WORK INSTRUCTION :: For each line below that holds the word "title", make a copy.

MATERIAL SHOWN ::

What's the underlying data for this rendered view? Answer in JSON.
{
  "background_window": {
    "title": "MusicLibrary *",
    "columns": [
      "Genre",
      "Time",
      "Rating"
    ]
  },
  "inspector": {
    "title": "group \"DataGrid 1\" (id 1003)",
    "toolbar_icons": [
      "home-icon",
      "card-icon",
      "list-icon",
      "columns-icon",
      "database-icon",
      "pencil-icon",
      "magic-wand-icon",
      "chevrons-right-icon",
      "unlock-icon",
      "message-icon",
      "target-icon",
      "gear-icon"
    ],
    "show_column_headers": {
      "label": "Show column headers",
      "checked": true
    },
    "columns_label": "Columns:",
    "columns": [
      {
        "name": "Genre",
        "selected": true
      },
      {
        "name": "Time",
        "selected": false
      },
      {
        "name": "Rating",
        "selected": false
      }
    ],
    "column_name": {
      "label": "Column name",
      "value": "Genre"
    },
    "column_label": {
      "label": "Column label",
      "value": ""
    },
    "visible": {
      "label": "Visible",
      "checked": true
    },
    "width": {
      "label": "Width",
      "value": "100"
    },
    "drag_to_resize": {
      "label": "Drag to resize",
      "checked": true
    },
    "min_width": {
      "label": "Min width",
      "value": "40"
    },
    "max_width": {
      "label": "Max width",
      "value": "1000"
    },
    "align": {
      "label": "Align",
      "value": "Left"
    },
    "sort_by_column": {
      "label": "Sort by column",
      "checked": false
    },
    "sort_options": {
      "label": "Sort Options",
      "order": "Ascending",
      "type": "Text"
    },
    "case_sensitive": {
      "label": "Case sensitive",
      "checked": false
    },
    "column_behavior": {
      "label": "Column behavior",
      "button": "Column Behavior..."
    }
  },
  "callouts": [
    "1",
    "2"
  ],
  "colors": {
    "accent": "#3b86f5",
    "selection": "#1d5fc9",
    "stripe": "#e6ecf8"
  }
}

TASK SOLUTION ::
    "title": "MusicLibrary *",
    "title": "group \"DataGrid 1\" (id 1003)",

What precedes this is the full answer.